Task to complete
Each line below needs to be restated word for word.

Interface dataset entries
────────────────
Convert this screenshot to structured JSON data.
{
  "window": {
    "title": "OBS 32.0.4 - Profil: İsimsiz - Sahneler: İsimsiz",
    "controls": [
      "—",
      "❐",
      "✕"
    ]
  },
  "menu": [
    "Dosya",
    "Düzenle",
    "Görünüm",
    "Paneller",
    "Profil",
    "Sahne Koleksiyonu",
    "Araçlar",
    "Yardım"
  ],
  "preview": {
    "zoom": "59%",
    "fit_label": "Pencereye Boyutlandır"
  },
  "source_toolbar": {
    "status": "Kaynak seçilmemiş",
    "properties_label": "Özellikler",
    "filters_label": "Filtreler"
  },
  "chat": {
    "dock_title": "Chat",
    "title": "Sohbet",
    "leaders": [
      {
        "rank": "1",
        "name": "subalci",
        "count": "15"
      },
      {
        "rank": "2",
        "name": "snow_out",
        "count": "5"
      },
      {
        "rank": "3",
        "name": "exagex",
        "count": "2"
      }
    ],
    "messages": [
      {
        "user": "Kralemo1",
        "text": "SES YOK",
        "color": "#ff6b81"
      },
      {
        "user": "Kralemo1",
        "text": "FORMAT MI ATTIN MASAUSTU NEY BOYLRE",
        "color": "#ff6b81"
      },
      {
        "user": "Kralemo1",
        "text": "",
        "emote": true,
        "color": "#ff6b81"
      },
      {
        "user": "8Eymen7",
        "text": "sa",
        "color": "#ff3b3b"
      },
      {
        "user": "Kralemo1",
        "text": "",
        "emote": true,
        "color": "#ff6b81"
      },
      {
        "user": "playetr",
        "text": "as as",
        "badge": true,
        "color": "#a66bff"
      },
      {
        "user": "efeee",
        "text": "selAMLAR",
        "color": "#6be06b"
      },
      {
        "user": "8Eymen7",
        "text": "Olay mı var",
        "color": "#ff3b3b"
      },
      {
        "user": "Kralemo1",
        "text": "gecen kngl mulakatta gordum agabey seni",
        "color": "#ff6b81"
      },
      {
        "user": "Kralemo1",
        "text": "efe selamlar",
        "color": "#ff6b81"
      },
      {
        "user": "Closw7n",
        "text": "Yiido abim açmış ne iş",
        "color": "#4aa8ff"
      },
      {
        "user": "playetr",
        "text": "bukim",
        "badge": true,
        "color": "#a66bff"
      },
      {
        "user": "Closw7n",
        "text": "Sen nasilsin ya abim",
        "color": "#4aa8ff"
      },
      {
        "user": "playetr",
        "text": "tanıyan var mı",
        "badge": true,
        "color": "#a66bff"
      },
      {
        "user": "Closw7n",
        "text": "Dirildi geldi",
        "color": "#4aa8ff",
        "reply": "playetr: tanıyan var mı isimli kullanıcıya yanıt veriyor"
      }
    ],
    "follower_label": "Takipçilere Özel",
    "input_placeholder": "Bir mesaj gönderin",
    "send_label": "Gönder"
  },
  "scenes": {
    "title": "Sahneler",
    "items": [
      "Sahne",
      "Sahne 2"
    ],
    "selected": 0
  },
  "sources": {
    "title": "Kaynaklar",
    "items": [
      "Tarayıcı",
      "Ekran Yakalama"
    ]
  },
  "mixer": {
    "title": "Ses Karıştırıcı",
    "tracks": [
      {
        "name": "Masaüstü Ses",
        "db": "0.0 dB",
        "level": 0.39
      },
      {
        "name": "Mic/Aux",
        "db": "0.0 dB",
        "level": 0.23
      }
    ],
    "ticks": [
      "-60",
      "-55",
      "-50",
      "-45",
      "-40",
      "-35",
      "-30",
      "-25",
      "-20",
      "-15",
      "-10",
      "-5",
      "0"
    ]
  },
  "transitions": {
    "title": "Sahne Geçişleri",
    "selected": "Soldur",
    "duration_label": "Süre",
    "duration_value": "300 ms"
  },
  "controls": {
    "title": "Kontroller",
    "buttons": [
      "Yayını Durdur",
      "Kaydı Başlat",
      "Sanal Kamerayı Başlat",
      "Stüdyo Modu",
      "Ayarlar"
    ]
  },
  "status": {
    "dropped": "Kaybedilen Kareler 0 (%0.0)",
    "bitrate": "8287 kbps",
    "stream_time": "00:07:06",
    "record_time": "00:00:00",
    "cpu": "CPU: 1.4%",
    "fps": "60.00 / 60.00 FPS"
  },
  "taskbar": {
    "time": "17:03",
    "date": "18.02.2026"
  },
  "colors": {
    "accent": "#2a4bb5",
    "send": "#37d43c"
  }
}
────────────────
Reply to the task
Convert this screenshot to structured JSON data.
{
  "window": {
    "title": "OBS 32.0.4 - Profil: İsimsiz - Sahneler: İsimsiz",
    "controls": [
      "—",
      "❐",
      "✕"
    ]
  },
  "menu": [
    "Dosya",
    "Düzenle",
    "Görünüm",
    "Paneller",
    "Profil",
    "Sahne Koleksiyonu",
    "Araçlar",
    "Yardım"
  ],
  "preview": {
    "zoom": "59%",
    "fit_label": "Pencereye Boyutlandır"
  },
  "source_toolbar": {
    "status": "Kaynak seçilmemiş",
    "properties_label": "Özellikler",
    "filters_label": "Filtreler"
  },
  "chat": {
    "dock_title": "Chat",
    "title": "Sohbet",
    "leaders": [
      {
        "rank": "1",
        "name": "subalci",
        "count": "15"
      },
      {
        "rank": "2",
        "name": "snow_out",
        "count": "5"
      },
      {
        "rank": "3",
        "name": "exagex",
        "count": "2"
      }
    ],
    "messages": [
      {
        "user": "Kralemo1",
        "text": "SES YOK",
        "color": "#ff6b81"
      },
      {
        "user": "Kralemo1",
        "text": "FORMAT MI ATTIN MASAUSTU NEY BOYLRE",
        "color": "#ff6b81"
      },
      {
        "user": "Kralemo1",
        "text": "",
        "emote": true,
        "color": "#ff6b81"
      },
      {
        "user": "8Eymen7",
        "text": "sa",
        "color": "#ff3b3b"
      },
      {
        "user": "Kralemo1",
        "text": "",
        "emote": true,
        "color": "#ff6b81"
      },
      {
        "user": "playetr",
        "text": "as as",
        "badge": true,
        "color": "#a66bff"
      },
      {
        "user": "efeee",
        "text": "selAMLAR",
        "color": "#6be06b"
      },
      {
        "user": "8Eymen7",
        "text": "Olay mı var",
        "color": "#ff3b3b"
      },
      {
        "user": "Kralemo1",
        "text": "gecen kngl mulakatta gordum agabey seni",
        "color": "#ff6b81"
      },
      {
        "user": "Kralemo1",
        "text": "efe selamlar",
        "color": "#ff6b81"
      },
      {
        "user": "Closw7n",
        "text": "Yiido abim açmış ne iş",
        "color": "#4aa8ff"
      },
      {
        "user": "playetr",
        "text": "bukim",
        "badge": true,
        "color": "#a66bff"
      },
      {
        "user": "Closw7n",
        "text": "Sen nasilsin ya abim",
        "color": "#4aa8ff"
      },
      {
        "user": "playetr",
        "text": "tanıyan var mı",
        "badge": true,
        "color": "#a66bff"
      },
      {
        "user": "Closw7n",
        "text": "Dirildi geldi",
        "color": "#4aa8ff",
        "reply": "playetr: tanıyan var mı isimli kullanıcıya yanıt veriyor"
      }
    ],
    "follower_label": "Takipçilere Özel",
    "input_placeholder": "Bir mesaj gönderin",
    "send_label": "Gönder"
  },
  "scenes": {
    "title": "Sahneler",
    "items": [
      "Sahne",
      "Sahne 2"
    ],
    "selected": 0
  },
  "sources": {
    "title": "Kaynaklar",
    "items": [
      "Tarayıcı",
      "Ekran Yakalama"
    ]
  },
  "mixer": {
    "title": "Ses Karıştırıcı",
    "tracks": [
      {
        "name": "Masaüstü Ses",
        "db": "0.0 dB",
        "level": 0.39
      },
      {
        "name": "Mic/Aux",
        "db": "0.0 dB",
        "level": 0.23
      }
    ],
    "ticks": [
      "-60",
      "-55",
      "-50",
      "-45",
      "-40",
      "-35",
      "-30",
      "-25",
      "-20",
      "-15",
      "-10",
      "-5",
      "0"
    ]
  },
  "transitions": {
    "title": "Sahne Geçişleri",
    "selected": "Soldur",
    "duration_label": "Süre",
    "duration_value": "300 ms"
  },
  "controls": {
    "title": "Kontroller",
    "buttons": [
      "Yayını Durdur",
      "Kaydı Başlat",
      "Sanal Kamerayı Başlat",
      "Stüdyo Modu",
      "Ayarlar"
    ]
  },
  "status": {
    "dropped": "Kaybedilen Kareler 0 (%0.0)",
    "bitrate": "8287 kbps",
    "stream_time": "00:07:06",
    "record_time": "00:00:00",
    "cpu": "CPU: 1.4%",
    "fps": "60.00 / 60.00 FPS"
  },
  "taskbar": {
    "time": "17:03",
    "date": "18.02.2026"
  },
  "colors": {
    "accent": "#2a4bb5",
    "send": "#37d43c"
  }
}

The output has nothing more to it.